_ABOUT THIS EXERCISE:_ Set down all of the data exactly. Pictures stay out of the copy.

[Data about app and page elements]
________

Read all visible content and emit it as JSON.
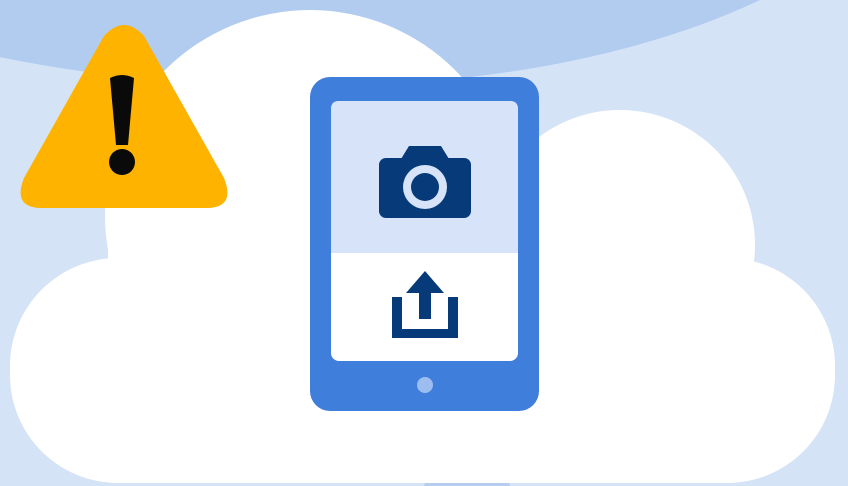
{
  "illustration": {
    "warning": {
      "icon": "warning-exclamation-icon",
      "color": "#fdb300",
      "mark_color": "#0a0a0a"
    },
    "cloud": {
      "icon": "cloud-icon",
      "color": "#ffffff"
    },
    "background": {
      "color": "#d5e3f7",
      "arc_color": "#b2ccf0"
    },
    "tablet": {
      "icon": "tablet-icon",
      "frame_color": "#3f7fdb",
      "screen_top_color": "#d6e3f8",
      "screen_bottom_color": "#ffffff",
      "home_button_color": "#9dbdf0",
      "camera": {
        "icon": "camera-icon",
        "color": "#063a78"
      },
      "upload": {
        "icon": "upload-icon",
        "color": "#063a78"
      }
    }
  }
}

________

_ANSWER:_
Read all visible content and emit it as JSON.
{
  "illustration": {
    "warning": {
      "icon": "warning-exclamation-icon",
      "color": "#fdb300",
      "mark_color": "#0a0a0a"
    },
    "cloud": {
      "icon": "cloud-icon",
      "color": "#ffffff"
    },
    "background": {
      "color": "#d5e3f7",
      "arc_color": "#b2ccf0"
    },
    "tablet": {
      "icon": "tablet-icon",
      "frame_color": "#3f7fdb",
      "screen_top_color": "#d6e3f8",
      "screen_bottom_color": "#ffffff",
      "home_button_color": "#9dbdf0",
      "camera": {
        "icon": "camera-icon",
        "color": "#063a78"
      },
      "upload": {
        "icon": "upload-icon",
        "color": "#063a78"
      }
    }
  }
}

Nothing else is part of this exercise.